Communities of color are disproportionately exposed to emissions from heavy-duty diesel vehicles due to the location of arterial highways, commercial waste routes, delivery routes, and parking facilities for medium and heavy-duty fleets. These communities also experience observed health disparities, with EJ Areas sustaining the greatest levels of pollution-attributable emergency department visits.

Stationary sources of pollution, including “peaker” power plants, waste processing facilities, and hazardous waste generators, are disproportionately located in and around EJ Areas.

Exposure to Hazardous Materials

Hazardous waste generators and storage facilities, including large facilities and chemically-intensive small businesses such as auto shops, are predominantly located in EJ Areas. These facilities can emit hazardous materials that can pose adverse health effects to exposed populations.

Federal and state Superfund cleanup sites are established based on environmental and public health concerns. Brownfield cleanup projects are typically driven by the real estate market and area-wide rezonings. As a result, brownfields addressed under local and state government oversight tend to be concentrated in areas that have been rezoned and are undergoing large- scale redevelopment or are localized city-driven projects or infrastructure. The locations of these cleanup sites therefore do not necessarily reflect the distribution of land contamination across the city. There is no public data on cleanup work done privately.

Access to Safe and Healthy Housing

The legacy of discriminatory housing policies impacts housing conditions for today’s EJ communities. Neighborhoods reporting the most housing maintenance deficiencies and lead paint violations are disproportionately located in historically redlined EJ Areas in the Bronx, Central Brooklyn, and Upper Manhattan, compared to non-EJ Areas.

Nine out of 10 neighborhoods with the highest incidents of three or more maintenance deficiencies in renter households are EJ Neighborhoods.

Exposure to Hazardous Water

New York City has approximately 14 miles of swimming beaches that serve around 7 million swimmers per year, and many of its waterways are suitable for boating. However, many of the waterways within and surrounding New York City are impaired or stressed and limited for swimming due to a number of factors including water quality, current, and boat traffic.

Black residents are overrepresented among the census tracts with an above average number of confirmed sewer backup complaints.

Exposure to Climate Change

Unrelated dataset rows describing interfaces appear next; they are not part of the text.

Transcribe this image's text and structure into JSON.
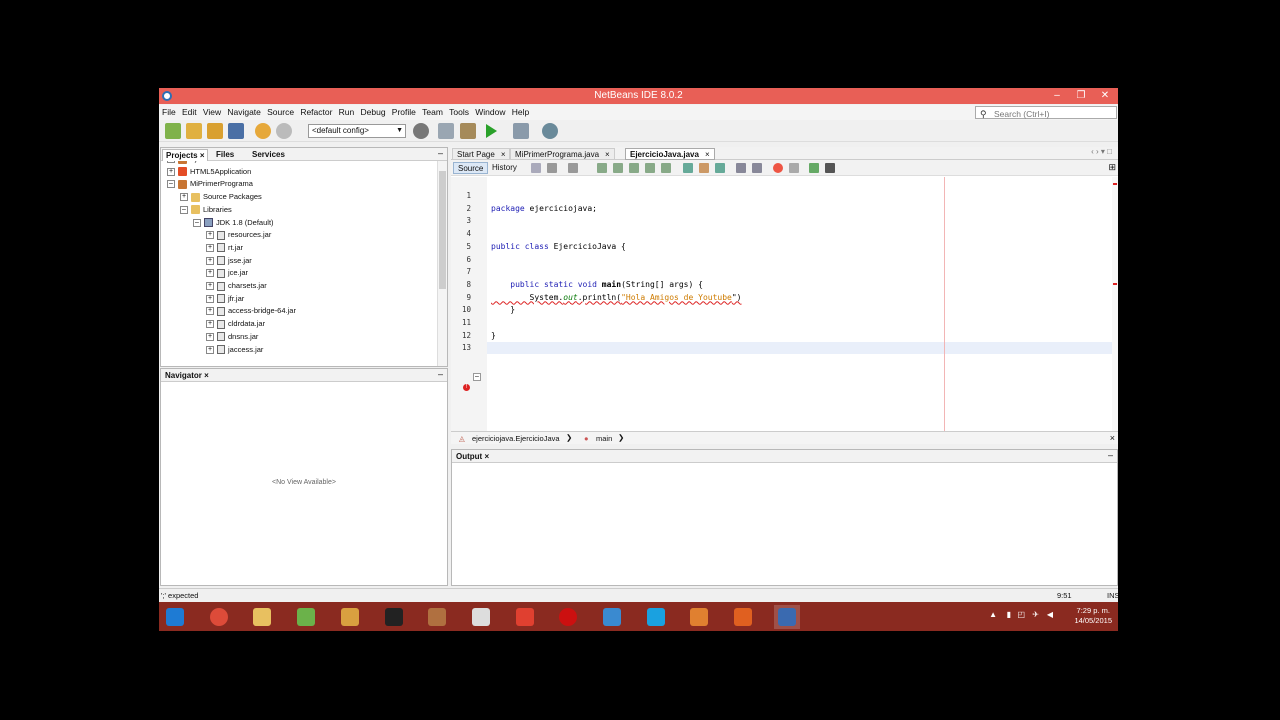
{
  "window": {
    "title": "NetBeans IDE 8.0.2",
    "minimize": "–",
    "maximize": "❐",
    "close": "✕"
  },
  "menu": [
    "File",
    "Edit",
    "View",
    "Navigate",
    "Source",
    "Refactor",
    "Run",
    "Debug",
    "Profile",
    "Team",
    "Tools",
    "Window",
    "Help"
  ],
  "search": {
    "placeholder": "Search (Ctrl+I)"
  },
  "toolbar": {
    "config": "<default config>"
  },
  "projects": {
    "tabs": [
      "Projects",
      "Files",
      "Services"
    ],
    "close": "×",
    "minimize": "–",
    "tree": [
      {
        "label": "EjercicioJava",
        "indent": 0,
        "toggle": "+",
        "icon": "proj"
      },
      {
        "label": "HTML5Application",
        "indent": 0,
        "toggle": "+",
        "icon": "html"
      },
      {
        "label": "MiPrimerPrograma",
        "indent": 0,
        "toggle": "–",
        "icon": "proj"
      },
      {
        "label": "Source Packages",
        "indent": 1,
        "toggle": "+",
        "icon": "folder"
      },
      {
        "label": "Libraries",
        "indent": 1,
        "toggle": "–",
        "icon": "folder"
      },
      {
        "label": "JDK 1.8 (Default)",
        "indent": 2,
        "toggle": "–",
        "icon": "jdk"
      },
      {
        "label": "resources.jar",
        "indent": 3,
        "toggle": "+",
        "icon": "jar"
      },
      {
        "label": "rt.jar",
        "indent": 3,
        "toggle": "+",
        "icon": "jar"
      },
      {
        "label": "jsse.jar",
        "indent": 3,
        "toggle": "+",
        "icon": "jar"
      },
      {
        "label": "jce.jar",
        "indent": 3,
        "toggle": "+",
        "icon": "jar"
      },
      {
        "label": "charsets.jar",
        "indent": 3,
        "toggle": "+",
        "icon": "jar"
      },
      {
        "label": "jfr.jar",
        "indent": 3,
        "toggle": "+",
        "icon": "jar"
      },
      {
        "label": "access-bridge-64.jar",
        "indent": 3,
        "toggle": "+",
        "icon": "jar"
      },
      {
        "label": "cldrdata.jar",
        "indent": 3,
        "toggle": "+",
        "icon": "jar"
      },
      {
        "label": "dnsns.jar",
        "indent": 3,
        "toggle": "+",
        "icon": "jar"
      },
      {
        "label": "jaccess.jar",
        "indent": 3,
        "toggle": "+",
        "icon": "jar"
      }
    ]
  },
  "navigator": {
    "title": "Navigator",
    "close": "×",
    "minimize": "–",
    "empty": "<No View Available>"
  },
  "editor": {
    "tabs": [
      {
        "label": "Start Page",
        "active": false
      },
      {
        "label": "MiPrimerPrograma.java",
        "active": false
      },
      {
        "label": "EjercicioJava.java",
        "active": true
      }
    ],
    "tab_close": "×",
    "source_label": "Source",
    "history_label": "History",
    "lines": [
      {
        "n": "1",
        "html": ""
      },
      {
        "n": "2",
        "html": "<span class=\"kw\">package</span> ejerciciojava;"
      },
      {
        "n": "3",
        "html": ""
      },
      {
        "n": "4",
        "html": ""
      },
      {
        "n": "5",
        "html": "<span class=\"kw\">public class</span> EjercicioJava {"
      },
      {
        "n": "6",
        "html": ""
      },
      {
        "n": "7",
        "html": ""
      },
      {
        "n": "8",
        "html": "    <span class=\"kw\">public static void</span> <b>main</b>(String[] args) {"
      },
      {
        "n": "9",
        "html": "        System.<span class=\"fld\">out</span>.println(<span class=\"str\">\"Hola Amigos de Youtube</span>\")"
      },
      {
        "n": "10",
        "html": "    }"
      },
      {
        "n": "11",
        "html": ""
      },
      {
        "n": "12",
        "html": "}"
      },
      {
        "n": "13",
        "html": ""
      }
    ],
    "breadcrumb": [
      "ejerciciojava.EjercicioJava",
      "main"
    ],
    "breadcrumb_sep": "❯",
    "close": "×"
  },
  "output": {
    "title": "Output",
    "close": "×",
    "minimize": "–"
  },
  "status": {
    "message": "';' expected",
    "position": "9:51",
    "mode": "INS"
  },
  "taskbar": {
    "apps": [
      "start",
      "chrome",
      "explorer",
      "notepad",
      "game",
      "skull",
      "person",
      "figure",
      "grid",
      "opera",
      "app3d",
      "skype",
      "media",
      "orange",
      "netbeans"
    ],
    "time": "7:29 p. m.",
    "date": "14/05/2015"
  }
}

Most of New York City’s population living in neighborhoods with high heat vulnerability (HVI-5 and HVI-4) live in EJ Areas, particularly in Central Brooklyn, Upper Manhattan, Southeast Queens, and the Bronx.

The population living in the city’s EJ Areas is disproportionately exposed to flooding due to coastal storm surge, chronic tidal flooding, and extreme rainfall in the current decade. If EJ Areas remain the same, current hazard forecasts for the 2080s suggest that this disproportionate exposure to flooding due to coastal storm surge and chronic tidal flooding could persist.

Climate change will impact the lives of all New Yorkers, but existing environmental inequities can make residents of EJ Areas more vulnerable. For example, neighborhoods with the lowest rates of air conditioning at home and high heat vulnerability are concentrated in EJ Areas, and six of the top 10 neighborhoods in New York City with the least tree canopy coverage are EJ Neighborhoods.

You can access the full report here.